# Required work:
Scan the entries that follow for the word "true", then report every line in which it appears.

# Data to use:

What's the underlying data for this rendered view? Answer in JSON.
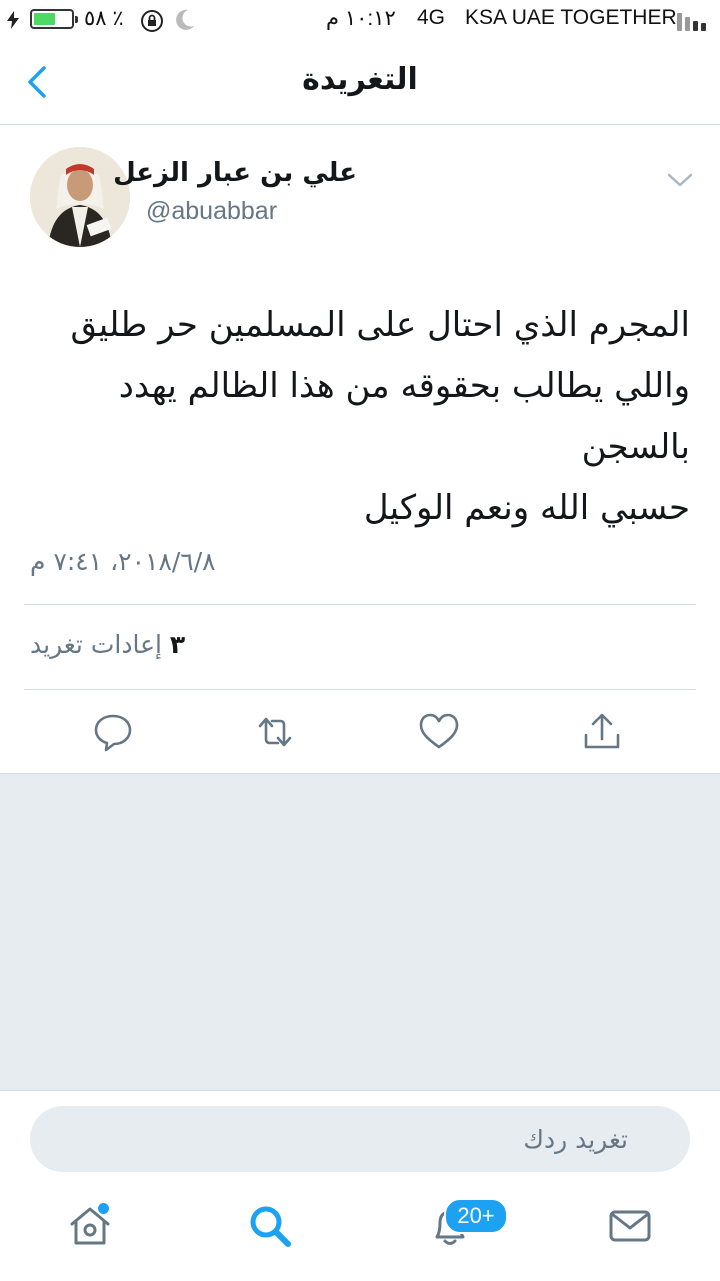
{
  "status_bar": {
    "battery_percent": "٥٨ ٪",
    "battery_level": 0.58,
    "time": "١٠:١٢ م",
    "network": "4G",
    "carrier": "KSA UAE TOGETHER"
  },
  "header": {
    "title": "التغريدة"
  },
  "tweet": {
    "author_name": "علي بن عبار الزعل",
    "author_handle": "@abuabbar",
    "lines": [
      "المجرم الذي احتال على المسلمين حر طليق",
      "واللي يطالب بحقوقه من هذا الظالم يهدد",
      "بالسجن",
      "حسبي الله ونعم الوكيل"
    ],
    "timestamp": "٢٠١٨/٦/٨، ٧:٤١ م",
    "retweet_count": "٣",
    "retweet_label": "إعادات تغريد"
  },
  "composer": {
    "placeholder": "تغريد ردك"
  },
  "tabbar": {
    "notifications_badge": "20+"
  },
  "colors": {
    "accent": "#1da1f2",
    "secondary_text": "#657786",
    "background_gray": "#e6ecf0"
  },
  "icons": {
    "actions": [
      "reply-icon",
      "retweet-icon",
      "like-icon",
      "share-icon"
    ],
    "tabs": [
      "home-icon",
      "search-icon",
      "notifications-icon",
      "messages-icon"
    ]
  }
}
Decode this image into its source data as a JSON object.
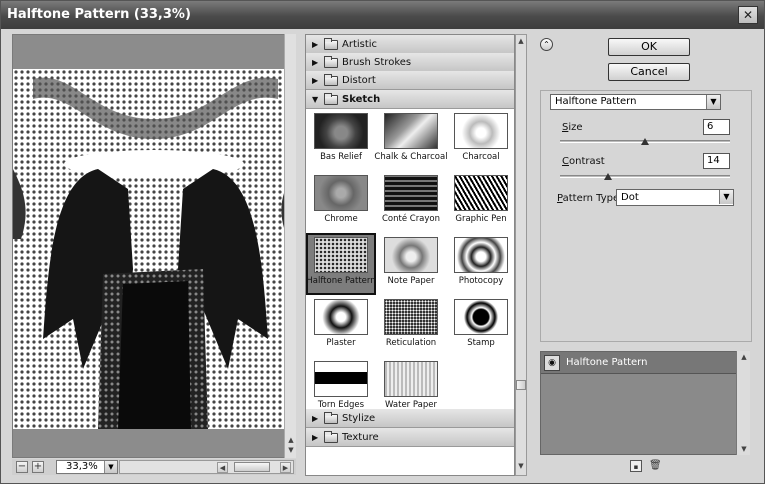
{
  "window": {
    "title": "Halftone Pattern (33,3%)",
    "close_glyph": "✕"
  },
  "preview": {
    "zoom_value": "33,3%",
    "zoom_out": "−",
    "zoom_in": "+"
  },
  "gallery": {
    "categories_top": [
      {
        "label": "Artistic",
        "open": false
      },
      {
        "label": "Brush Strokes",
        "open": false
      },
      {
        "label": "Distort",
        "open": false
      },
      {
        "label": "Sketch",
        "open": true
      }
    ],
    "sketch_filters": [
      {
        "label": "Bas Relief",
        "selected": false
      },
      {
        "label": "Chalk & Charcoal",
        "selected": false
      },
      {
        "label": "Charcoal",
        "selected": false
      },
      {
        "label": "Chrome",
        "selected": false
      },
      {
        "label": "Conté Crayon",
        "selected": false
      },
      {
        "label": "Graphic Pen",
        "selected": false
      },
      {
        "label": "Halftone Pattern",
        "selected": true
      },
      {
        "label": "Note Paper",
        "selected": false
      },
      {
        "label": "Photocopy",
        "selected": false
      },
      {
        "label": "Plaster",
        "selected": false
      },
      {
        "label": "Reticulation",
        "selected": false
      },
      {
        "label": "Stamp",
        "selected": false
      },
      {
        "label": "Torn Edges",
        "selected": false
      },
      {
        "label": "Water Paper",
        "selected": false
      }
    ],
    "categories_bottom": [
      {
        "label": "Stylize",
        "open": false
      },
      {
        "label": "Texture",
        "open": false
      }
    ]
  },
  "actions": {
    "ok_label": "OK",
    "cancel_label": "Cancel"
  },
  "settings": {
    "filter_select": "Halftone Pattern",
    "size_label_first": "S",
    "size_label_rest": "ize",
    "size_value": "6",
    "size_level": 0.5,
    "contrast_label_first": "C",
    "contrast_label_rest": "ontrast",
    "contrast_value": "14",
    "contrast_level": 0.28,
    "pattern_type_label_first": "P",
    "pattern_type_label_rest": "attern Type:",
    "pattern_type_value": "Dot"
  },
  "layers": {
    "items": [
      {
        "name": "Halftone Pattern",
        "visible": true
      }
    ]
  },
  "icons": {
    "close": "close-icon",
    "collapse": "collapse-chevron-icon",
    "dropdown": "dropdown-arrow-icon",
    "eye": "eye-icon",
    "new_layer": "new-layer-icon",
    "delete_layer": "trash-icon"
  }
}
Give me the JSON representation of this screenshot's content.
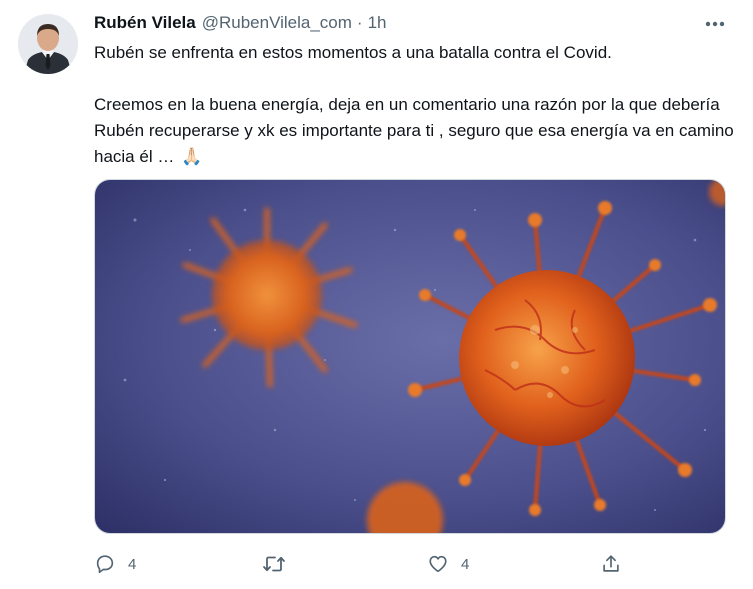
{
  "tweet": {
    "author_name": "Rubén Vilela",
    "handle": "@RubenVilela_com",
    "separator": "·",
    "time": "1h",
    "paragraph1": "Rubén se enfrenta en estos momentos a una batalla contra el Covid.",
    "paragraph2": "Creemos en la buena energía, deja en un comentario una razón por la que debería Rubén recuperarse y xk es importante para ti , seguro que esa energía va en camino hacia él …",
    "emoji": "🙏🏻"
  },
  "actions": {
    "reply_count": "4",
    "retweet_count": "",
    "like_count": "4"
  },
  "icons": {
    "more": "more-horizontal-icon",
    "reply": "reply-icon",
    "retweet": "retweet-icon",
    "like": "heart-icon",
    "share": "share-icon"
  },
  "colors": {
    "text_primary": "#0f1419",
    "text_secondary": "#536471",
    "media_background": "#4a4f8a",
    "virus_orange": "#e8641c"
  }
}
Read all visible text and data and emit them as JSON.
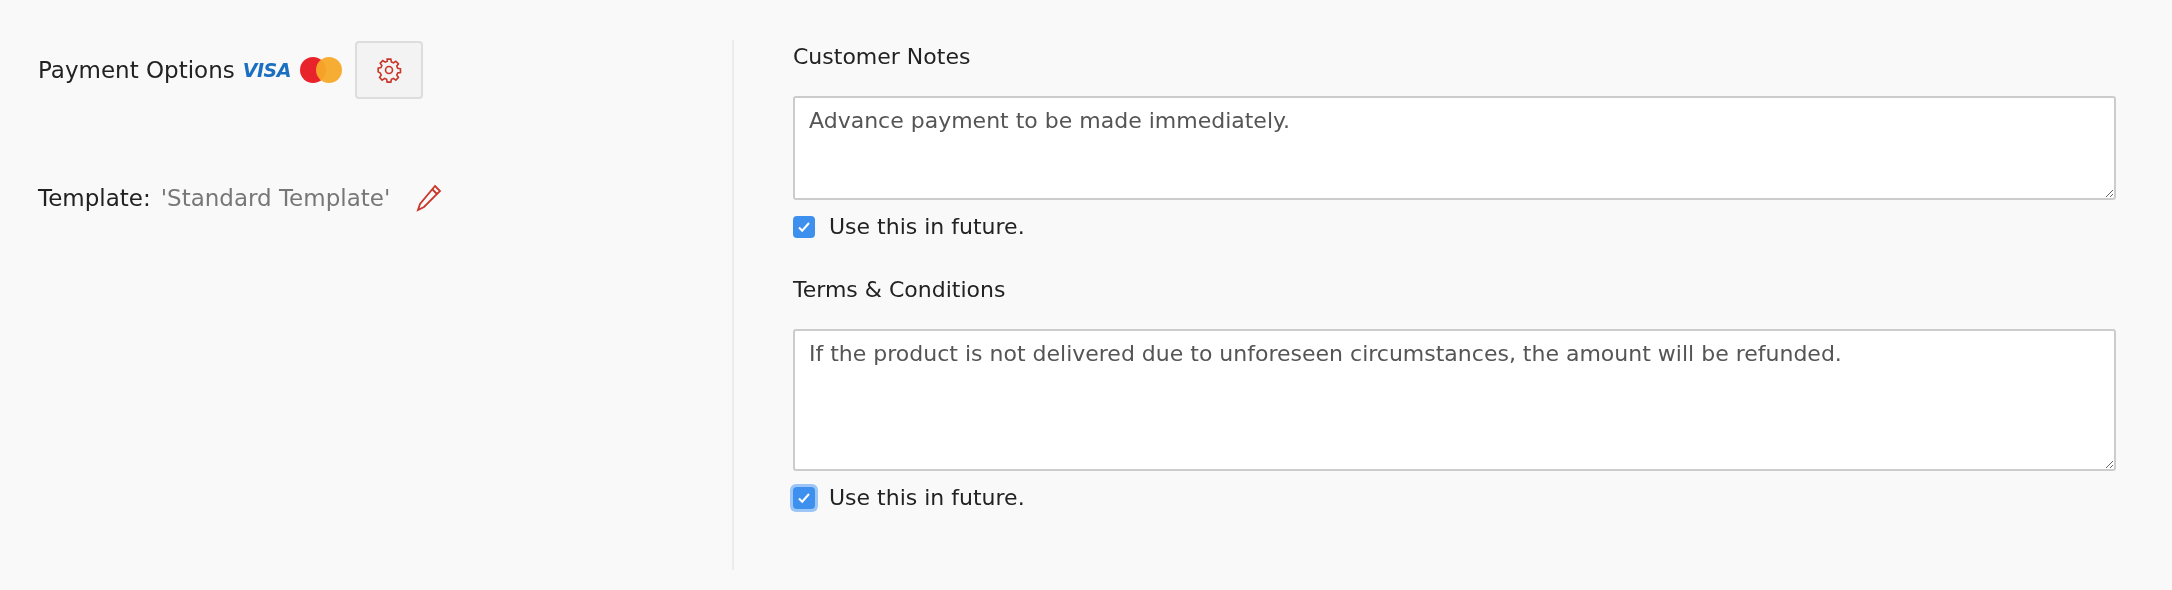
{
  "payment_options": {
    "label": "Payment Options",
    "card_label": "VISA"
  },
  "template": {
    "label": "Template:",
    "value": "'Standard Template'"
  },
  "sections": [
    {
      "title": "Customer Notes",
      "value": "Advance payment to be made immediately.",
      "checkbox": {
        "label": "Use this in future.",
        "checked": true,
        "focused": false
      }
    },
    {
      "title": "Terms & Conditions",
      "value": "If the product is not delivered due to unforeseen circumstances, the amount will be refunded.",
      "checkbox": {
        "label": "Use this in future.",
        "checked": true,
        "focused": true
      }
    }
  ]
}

# Result for this task:
        "open": true
        "selected": true
        "visible": true
        "checked": true,
        "checked": true,
        "focused": true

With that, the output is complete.